■ YOUR INSTRUCTIONS
Check each line of the entries below for the word "kind", and copy out the ones that have it.

(Data excerpts)

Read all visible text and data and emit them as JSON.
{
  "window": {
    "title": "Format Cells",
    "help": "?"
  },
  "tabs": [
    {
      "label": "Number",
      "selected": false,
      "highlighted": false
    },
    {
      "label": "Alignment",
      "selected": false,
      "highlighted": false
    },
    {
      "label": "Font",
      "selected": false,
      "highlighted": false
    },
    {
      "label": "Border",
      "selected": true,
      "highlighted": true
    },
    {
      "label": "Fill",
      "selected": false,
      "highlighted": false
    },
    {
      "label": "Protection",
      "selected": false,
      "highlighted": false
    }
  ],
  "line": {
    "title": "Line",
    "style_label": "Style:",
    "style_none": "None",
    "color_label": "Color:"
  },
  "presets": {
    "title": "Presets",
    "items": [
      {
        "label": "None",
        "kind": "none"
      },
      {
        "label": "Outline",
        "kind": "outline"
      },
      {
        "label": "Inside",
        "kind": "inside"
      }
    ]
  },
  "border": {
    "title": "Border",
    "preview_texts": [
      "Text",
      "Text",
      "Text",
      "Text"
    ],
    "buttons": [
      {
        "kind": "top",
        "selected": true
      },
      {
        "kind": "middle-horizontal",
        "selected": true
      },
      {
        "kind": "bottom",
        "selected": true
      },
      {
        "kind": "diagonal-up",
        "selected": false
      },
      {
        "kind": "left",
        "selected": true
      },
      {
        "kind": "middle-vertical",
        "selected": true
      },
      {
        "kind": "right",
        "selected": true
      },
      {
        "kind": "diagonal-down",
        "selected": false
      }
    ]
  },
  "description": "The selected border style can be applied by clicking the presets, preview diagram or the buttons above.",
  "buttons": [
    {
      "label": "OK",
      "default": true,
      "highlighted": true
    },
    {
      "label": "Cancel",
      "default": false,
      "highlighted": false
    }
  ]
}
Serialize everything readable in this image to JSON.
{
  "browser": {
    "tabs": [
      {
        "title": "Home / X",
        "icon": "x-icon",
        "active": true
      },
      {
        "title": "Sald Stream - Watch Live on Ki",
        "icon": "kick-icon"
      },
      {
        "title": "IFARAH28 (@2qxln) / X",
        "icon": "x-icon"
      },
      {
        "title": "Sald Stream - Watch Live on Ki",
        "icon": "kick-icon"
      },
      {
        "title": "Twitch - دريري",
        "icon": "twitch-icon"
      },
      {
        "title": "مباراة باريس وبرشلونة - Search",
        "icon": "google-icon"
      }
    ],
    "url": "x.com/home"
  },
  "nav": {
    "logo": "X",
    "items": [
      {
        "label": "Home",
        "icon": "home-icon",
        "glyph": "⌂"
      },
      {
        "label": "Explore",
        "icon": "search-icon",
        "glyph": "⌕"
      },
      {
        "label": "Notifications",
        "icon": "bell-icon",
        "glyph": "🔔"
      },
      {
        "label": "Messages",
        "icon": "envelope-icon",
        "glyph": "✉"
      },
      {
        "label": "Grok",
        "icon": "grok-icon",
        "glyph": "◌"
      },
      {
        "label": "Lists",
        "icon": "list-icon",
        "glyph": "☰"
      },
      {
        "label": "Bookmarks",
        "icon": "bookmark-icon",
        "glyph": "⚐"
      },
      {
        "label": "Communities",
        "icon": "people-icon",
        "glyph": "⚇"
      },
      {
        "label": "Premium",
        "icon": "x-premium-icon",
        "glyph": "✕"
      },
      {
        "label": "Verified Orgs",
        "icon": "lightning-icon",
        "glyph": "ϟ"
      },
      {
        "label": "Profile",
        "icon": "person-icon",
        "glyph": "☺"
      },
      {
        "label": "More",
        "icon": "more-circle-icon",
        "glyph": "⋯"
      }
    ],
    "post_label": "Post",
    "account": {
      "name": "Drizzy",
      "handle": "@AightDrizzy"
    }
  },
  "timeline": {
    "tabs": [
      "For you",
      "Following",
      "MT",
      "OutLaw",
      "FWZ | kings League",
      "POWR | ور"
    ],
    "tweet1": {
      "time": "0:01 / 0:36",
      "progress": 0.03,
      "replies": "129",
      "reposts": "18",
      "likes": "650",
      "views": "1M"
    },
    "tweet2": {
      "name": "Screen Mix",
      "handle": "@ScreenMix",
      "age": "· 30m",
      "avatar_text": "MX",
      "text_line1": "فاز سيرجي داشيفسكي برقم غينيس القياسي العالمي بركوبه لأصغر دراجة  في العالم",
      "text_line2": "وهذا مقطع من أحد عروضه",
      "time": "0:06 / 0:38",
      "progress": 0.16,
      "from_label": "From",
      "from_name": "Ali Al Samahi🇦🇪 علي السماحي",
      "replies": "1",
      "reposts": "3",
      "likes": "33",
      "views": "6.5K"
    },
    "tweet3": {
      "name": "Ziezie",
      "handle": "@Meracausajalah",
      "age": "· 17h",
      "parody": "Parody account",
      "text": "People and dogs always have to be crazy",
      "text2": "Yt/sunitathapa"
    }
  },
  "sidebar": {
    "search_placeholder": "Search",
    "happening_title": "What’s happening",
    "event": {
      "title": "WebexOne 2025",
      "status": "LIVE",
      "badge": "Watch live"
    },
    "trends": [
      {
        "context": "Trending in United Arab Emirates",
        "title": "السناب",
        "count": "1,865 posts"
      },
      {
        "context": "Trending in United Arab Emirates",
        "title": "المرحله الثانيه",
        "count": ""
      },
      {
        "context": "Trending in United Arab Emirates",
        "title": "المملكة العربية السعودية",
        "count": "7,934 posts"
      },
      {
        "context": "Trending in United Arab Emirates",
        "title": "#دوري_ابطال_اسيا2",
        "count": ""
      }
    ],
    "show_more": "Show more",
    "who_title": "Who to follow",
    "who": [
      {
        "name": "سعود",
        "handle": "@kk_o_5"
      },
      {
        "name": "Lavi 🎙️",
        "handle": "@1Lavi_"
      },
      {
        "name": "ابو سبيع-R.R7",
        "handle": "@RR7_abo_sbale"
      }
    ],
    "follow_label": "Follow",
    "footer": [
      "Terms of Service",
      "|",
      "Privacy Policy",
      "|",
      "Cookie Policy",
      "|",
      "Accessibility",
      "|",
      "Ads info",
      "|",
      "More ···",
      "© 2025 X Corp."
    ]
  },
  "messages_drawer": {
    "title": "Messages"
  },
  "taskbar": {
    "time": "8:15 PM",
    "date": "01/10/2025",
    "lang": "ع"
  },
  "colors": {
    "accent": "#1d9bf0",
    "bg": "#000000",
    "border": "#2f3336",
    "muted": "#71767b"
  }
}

■ ANSWER SPACE
        "kind": "none"
        "kind": "outline"
        "kind": "inside"
        "kind": "top",
        "kind": "middle-horizontal",
        "kind": "bottom",
        "kind": "diagonal-up",
        "kind": "left",
        "kind": "middle-vertical",
        "kind": "right",
        "kind": "diagonal-down",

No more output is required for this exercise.